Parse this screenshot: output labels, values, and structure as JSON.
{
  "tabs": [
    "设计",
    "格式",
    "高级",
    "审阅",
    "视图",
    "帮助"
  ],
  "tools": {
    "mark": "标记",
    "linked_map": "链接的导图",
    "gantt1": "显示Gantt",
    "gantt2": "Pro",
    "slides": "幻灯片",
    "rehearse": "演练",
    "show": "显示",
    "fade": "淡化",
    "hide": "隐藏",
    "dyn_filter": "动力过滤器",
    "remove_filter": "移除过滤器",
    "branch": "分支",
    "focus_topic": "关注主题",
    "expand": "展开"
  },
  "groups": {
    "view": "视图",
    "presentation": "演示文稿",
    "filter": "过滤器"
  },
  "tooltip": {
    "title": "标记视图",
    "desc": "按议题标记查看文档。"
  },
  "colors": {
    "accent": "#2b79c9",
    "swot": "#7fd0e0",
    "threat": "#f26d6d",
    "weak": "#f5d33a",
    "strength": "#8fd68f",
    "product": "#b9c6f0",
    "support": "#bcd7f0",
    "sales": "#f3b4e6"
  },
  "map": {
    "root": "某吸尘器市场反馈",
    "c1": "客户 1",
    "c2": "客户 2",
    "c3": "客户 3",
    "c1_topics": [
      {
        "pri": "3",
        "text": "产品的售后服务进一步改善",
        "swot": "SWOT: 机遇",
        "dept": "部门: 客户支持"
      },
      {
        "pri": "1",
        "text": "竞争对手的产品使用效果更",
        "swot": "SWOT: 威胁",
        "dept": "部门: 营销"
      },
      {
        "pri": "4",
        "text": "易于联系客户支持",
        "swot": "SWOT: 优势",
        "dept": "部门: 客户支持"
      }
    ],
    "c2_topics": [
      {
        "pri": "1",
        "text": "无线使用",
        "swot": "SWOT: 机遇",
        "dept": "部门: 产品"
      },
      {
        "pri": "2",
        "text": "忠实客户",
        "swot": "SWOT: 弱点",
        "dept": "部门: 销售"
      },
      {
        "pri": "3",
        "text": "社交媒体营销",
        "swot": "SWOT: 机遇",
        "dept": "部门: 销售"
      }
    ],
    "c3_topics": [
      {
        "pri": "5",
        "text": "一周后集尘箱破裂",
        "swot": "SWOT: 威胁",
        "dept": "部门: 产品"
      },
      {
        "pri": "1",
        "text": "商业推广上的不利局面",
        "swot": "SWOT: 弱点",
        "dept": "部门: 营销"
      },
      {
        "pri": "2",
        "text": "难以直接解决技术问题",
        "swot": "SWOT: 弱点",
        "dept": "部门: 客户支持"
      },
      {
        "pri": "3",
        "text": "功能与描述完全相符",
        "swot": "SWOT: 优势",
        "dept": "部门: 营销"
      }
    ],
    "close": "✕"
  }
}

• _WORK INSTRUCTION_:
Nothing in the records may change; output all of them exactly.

• _TASK RESPONSE_:
Parse this screenshot: output labels, values, and structure as JSON.
{
  "tabs": [
    "设计",
    "格式",
    "高级",
    "审阅",
    "视图",
    "帮助"
  ],
  "tools": {
    "mark": "标记",
    "linked_map": "链接的导图",
    "gantt1": "显示Gantt",
    "gantt2": "Pro",
    "slides": "幻灯片",
    "rehearse": "演练",
    "show": "显示",
    "fade": "淡化",
    "hide": "隐藏",
    "dyn_filter": "动力过滤器",
    "remove_filter": "移除过滤器",
    "branch": "分支",
    "focus_topic": "关注主题",
    "expand": "展开"
  },
  "groups": {
    "view": "视图",
    "presentation": "演示文稿",
    "filter": "过滤器"
  },
  "tooltip": {
    "title": "标记视图",
    "desc": "按议题标记查看文档。"
  },
  "colors": {
    "accent": "#2b79c9",
    "swot": "#7fd0e0",
    "threat": "#f26d6d",
    "weak": "#f5d33a",
    "strength": "#8fd68f",
    "product": "#b9c6f0",
    "support": "#bcd7f0",
    "sales": "#f3b4e6"
  },
  "map": {
    "root": "某吸尘器市场反馈",
    "c1": "客户 1",
    "c2": "客户 2",
    "c3": "客户 3",
    "c1_topics": [
      {
        "pri": "3",
        "text": "产品的售后服务进一步改善",
        "swot": "SWOT: 机遇",
        "dept": "部门: 客户支持"
      },
      {
        "pri": "1",
        "text": "竞争对手的产品使用效果更",
        "swot": "SWOT: 威胁",
        "dept": "部门: 营销"
      },
      {
        "pri": "4",
        "text": "易于联系客户支持",
        "swot": "SWOT: 优势",
        "dept": "部门: 客户支持"
      }
    ],
    "c2_topics": [
      {
        "pri": "1",
        "text": "无线使用",
        "swot": "SWOT: 机遇",
        "dept": "部门: 产品"
      },
      {
        "pri": "2",
        "text": "忠实客户",
        "swot": "SWOT: 弱点",
        "dept": "部门: 销售"
      },
      {
        "pri": "3",
        "text": "社交媒体营销",
        "swot": "SWOT: 机遇",
        "dept": "部门: 销售"
      }
    ],
    "c3_topics": [
      {
        "pri": "5",
        "text": "一周后集尘箱破裂",
        "swot": "SWOT: 威胁",
        "dept": "部门: 产品"
      },
      {
        "pri": "1",
        "text": "商业推广上的不利局面",
        "swot": "SWOT: 弱点",
        "dept": "部门: 营销"
      },
      {
        "pri": "2",
        "text": "难以直接解决技术问题",
        "swot": "SWOT: 弱点",
        "dept": "部门: 客户支持"
      },
      {
        "pri": "3",
        "text": "功能与描述完全相符",
        "swot": "SWOT: 优势",
        "dept": "部门: 营销"
      }
    ],
    "close": "✕"
  }
}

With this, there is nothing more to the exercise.